Electric vehicles (EVs) designed specifically for light commercial usage are “a product whose time is now,” largely due to diesel prices that are expected to remain high for the foreseeable future, according to a Navistar executive.
“What we’re seeing is a confluence of factors,” explained Mark Aubry, director of strategy, sales & marketing for Navistar’s eStar electric truck, in remarks he made here at the NAFA 2011 Institute & Expo.
“More robust EV technology is being deployed now, battery costs are lower, and there’s rising concern about both the current and future costs of petroleum fuels,” he said. “There are also a range of federal and state incentives in place to provide significant opportunities for early adopters to deploy more EVs. These are all positive factors for creating more demand.”
Aubry pointed to a study conducted by global research firm Frost & Sullivan last year that projects some 64,817 Class 2-3 light-duty EVs should be sold in North America by 2016, predominantly configured as parcel delivery vans, small shuttle buses, etc.

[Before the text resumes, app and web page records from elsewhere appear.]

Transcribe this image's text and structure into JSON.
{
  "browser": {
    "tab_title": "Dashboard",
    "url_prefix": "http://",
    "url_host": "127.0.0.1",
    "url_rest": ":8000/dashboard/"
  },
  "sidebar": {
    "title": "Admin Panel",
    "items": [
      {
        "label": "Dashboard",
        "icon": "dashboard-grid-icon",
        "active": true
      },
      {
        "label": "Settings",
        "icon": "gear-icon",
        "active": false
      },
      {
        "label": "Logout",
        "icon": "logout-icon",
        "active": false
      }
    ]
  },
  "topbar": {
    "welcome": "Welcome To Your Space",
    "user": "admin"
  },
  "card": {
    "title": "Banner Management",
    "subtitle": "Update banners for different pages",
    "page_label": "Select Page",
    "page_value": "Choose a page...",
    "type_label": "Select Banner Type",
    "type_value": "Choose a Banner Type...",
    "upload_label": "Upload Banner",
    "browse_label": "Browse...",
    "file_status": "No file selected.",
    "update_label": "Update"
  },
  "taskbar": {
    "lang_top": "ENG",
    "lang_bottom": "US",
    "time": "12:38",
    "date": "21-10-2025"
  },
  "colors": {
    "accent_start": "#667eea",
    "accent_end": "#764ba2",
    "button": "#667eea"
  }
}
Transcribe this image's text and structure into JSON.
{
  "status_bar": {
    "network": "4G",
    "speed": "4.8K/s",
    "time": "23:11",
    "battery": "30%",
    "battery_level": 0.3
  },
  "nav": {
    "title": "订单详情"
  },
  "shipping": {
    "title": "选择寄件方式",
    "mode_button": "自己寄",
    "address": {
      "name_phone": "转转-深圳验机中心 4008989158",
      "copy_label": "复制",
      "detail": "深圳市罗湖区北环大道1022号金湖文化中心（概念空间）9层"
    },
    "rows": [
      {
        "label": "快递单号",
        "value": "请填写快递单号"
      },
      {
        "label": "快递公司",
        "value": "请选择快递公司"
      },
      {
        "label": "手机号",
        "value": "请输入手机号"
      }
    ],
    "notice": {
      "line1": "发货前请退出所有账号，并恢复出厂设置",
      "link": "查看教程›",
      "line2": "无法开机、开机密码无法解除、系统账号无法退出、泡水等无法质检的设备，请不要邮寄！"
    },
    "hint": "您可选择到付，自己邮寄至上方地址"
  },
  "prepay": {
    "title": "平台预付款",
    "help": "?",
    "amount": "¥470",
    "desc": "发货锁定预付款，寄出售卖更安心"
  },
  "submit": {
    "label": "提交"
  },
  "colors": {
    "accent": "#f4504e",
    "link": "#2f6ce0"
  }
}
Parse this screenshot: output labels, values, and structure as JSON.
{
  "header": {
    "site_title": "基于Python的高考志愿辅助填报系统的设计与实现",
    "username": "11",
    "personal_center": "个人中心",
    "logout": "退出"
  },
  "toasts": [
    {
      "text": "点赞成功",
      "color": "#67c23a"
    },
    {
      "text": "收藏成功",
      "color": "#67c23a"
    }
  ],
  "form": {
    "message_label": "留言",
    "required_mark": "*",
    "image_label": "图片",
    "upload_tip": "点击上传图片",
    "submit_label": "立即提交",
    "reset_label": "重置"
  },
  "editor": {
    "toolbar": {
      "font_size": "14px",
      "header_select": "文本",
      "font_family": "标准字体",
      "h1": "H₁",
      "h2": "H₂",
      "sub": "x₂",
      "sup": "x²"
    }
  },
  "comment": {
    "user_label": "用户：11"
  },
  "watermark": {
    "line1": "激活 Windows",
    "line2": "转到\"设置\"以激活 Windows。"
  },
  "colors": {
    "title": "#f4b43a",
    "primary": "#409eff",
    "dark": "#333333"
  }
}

He noted that is the very market Navistar is targeting for the eStar.
By contrast, only 26,635 medium-duty EVs (between 3.5 and 16 tons GVW) and 565 heavy-duty EVs (16 ton GVW or greater) are expected to be built and sold in 2016, according to Frost & Sullivan.
“Nearly a third of all commercial vehicles sold every year in the U.S. are in the Class 2-3 space,” Aubry said. “We’re also now seeing more interest in these trucks from Mexico and China.”
First introduced in 2009 and built via the Navistar-Modec EV Alliance, the all-electric eStar is a Class 2c-3 truck with a range of up to 100 miles per charge. That’s the typical distance covered by most urban P&D vehicles during an eight hour work shift, Aubry noted.
The eStar requires six to eight hours to be fully recharged and its entire battery pack is designed to be easily “swapped out” in as little as 20 minutes to give it more operational flexibility, according to Aubry.
He pointed out that the desire to eliminate consumption of petroleum-based fuels altogether by truck fleets remains the critical tipping point for commercial EVs. The U.S. consumes 22 million barrels of oil per day, with 73% of it consumed by the transportation sector, he added.
Data from the American Trucking Assns. (ATA) indicates the cost of that consumption by trucking is only increasing. In 2010, ATA estimated that the trucking industry spent some $101.5 billion on diesel fuel – a 28% increase over 2009. And even before the current spike in crude oil prices, the trucking lobby projected that motor carriers would spend roughly $20 billion more at the pump in 2011, for a total fuel bill of $121.5 billion.
“Commercial trucks alone burn 98-million gallons of fuel per day, and the rising cost of that fuel is making EVs more attractive,” Aubry stated.